Dealerships involved in this network occupied some of the most prestigious sites in France, including the Arc de Triomphe showroom in Paris. Hundreds of thousands of euros was paid for merchandise at leading jewellers for the easily transportable and expensive watches of Rolex and Patek Philippe.

The main destination for the luxury products was Beirut airport, where the head of intelligence was known contact of the group, according to the DEA. It also alleges that part of the money was used to procure weapons used by Hezbollah units in Syria.

Funds returned to the Colombians was funnelled through Lebanon-based Chams Exchange, a foreign exchange dealer active around the world.

The main movers in the money and luxury goods operations were Noureddine, an associate named Abbas Nasser and Mohamad Ali Chour, who was in 2016 at Abidjan airport in West Africa carrying $1.7 million said to be destined for Hezbollah’s local operation.

The nexus was ultimately run by a man called Mohammad Ammar from a prominent Lebanese family who was arrested in Florida in early 2016 while travelling from his home in Medellin, Colombia.

Matthew Levitt, an expert on Hezbollah's financial operations, has said the arrests in 2016 were among the most significant breakthroughs against its lucrative links to drugs and money laundering ever seen.

"This was no rogue operation but, rather, a function of Hezbollah’s “financial apparatus,” which “maintained direct ties” to both Hezbollah commercial and terrorist elements," he wrote in a report published by the Washington Institute of the US Treasury designation of Nourheddine, which preceded the arrests. "Within days of this designation, Noureddine was arrested in France along with several other accused Hezbollah operatives.

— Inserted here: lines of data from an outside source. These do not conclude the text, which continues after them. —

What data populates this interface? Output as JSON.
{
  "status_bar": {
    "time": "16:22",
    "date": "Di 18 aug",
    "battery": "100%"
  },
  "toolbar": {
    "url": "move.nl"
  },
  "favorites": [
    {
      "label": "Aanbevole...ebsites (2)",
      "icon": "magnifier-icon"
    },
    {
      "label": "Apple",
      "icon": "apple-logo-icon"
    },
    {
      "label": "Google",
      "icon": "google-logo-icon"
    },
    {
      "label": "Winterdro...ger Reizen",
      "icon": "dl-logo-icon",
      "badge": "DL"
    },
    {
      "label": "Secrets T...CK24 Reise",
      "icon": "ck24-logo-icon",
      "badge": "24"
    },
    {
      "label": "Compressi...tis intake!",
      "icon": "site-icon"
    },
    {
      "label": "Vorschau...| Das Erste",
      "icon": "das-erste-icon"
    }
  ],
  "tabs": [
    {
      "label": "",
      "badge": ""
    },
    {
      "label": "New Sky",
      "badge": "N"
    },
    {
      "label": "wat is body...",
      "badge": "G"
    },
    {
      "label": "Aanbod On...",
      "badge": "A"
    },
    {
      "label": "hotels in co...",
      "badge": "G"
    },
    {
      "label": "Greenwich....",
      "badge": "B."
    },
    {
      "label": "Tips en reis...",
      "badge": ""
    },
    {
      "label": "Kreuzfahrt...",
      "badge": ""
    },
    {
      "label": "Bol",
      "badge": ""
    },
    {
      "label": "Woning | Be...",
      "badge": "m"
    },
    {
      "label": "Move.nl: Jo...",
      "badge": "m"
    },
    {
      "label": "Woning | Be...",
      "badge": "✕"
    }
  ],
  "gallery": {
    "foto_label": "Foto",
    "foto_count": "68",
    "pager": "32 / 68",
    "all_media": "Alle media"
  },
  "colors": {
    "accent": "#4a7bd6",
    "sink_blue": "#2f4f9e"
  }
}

"The arrests, it would turn out, were part of long-planned and well-executed law enforcement operation—Operation Cedar—of which the Treasury designation was just one part.  Indeed, it was the extensive evidence of a Hezbollah transnational criminal enterprise, largely, but by no means only, operating out of Europe, that led to this massive international law enforcement operation targeting Hezbollah’s business affairs component activities in Europe."